At one point, the woman suggested that they get one pizza with different toppings on each half. This made the man upset — he loudly explained to the woman that you got charged full price for each topping and he didn’t want to “spend forty dollars” on one pizza. I grabbed my menu and did some sloppy math, concluding that if they got the biggest pizza and two toppings each it would come to about $22.

Anyway, when we left, Sarah and I analyzed the scenario like writers, trying to work out what would cause a character to behave so poorly on a lunch outing with someone special. One thought that I latched onto was the thought that you could write a character’s temperament at a given moment based on how badly he’d rather be doing something else.

Reflecting on my own behavior, it makes sense to me. When I’m out with Sarah, if there’s something I want to do back home, I’m less likely to suggest swinging by GameStop on the way back from Panera and I’ll be keeping my end of the conversation more concise. What would it take for me to become a whining child? Maybe some sleep deprivation or extreme hunger, but I could also imagine acting like a jerk because I just really, really wanted to sit on the couch and watch House of Cards for a while.

Obviously this isn’t a deep dive into human psychology, but it gave me another way to approach my characters.

Finding Rhythm

I’m in a strange new place. It’s a bit warmer than I’m used to, and there are hills everywhere. There are more bigots riding around with Confederate flags proudly displayed on the back of their red pickup trucks. I’m in the world capital of the type of fundamentalism I’ve spent the last decade extracting myself from.

It’s weird.

Instead of commuting to an office each morning, I’m remoting into the computer I was working on back in Michigan. That brings its own set of challenges, like what time to start working and how to deal with local distractions like my adorable cat.
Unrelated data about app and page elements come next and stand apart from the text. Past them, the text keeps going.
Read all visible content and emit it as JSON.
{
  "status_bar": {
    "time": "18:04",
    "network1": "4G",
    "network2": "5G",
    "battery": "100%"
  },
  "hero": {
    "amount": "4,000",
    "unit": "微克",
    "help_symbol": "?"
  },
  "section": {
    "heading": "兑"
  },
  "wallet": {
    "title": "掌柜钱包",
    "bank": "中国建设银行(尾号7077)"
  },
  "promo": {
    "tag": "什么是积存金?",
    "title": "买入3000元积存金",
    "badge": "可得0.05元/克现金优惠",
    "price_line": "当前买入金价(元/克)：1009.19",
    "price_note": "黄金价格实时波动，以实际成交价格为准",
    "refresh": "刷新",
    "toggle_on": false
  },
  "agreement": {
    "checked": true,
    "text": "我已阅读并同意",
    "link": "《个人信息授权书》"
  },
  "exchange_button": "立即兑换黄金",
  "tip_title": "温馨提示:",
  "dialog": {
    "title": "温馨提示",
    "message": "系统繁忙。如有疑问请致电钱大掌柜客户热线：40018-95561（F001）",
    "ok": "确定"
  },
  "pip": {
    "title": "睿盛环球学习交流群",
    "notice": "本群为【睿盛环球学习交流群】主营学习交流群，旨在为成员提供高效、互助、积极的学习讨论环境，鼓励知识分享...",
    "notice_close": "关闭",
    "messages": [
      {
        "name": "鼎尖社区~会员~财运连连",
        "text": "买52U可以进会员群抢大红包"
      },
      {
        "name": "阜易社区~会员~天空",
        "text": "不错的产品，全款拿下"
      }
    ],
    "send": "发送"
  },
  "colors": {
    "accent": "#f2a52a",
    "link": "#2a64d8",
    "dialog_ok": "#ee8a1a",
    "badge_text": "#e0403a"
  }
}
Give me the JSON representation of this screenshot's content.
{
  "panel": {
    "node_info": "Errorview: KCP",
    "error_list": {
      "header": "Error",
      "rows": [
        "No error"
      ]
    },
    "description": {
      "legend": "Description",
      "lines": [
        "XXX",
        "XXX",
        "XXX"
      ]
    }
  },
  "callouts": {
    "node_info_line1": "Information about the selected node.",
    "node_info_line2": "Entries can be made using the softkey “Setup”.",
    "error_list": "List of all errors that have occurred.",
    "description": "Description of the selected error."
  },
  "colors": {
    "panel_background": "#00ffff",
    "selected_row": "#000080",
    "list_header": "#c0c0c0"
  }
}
Some of my stuff is 600 miles away. I’m not exactly sure which stuff. I do know that I have a guitar and a mandolin, so if I can find some microphones I might be able to put out a folk album.

Or maybe I’ll take myself out for coffee every night and slam out a novella.

It’s also a good time to play through Ocarina of Time again.

My days are starting to take shape, to meet the bare minimum standard of “routine”. It helps that my office is set up now; I have a space that is all mine, a haven, a refuge. There are still things to be done, but it’s functional and very cool. We’re managing to make it to the gym three times a week. We finally cracked and got a DVR, and now we’re keeping up on all the shows we want to watch.

Things are close to feeling normal.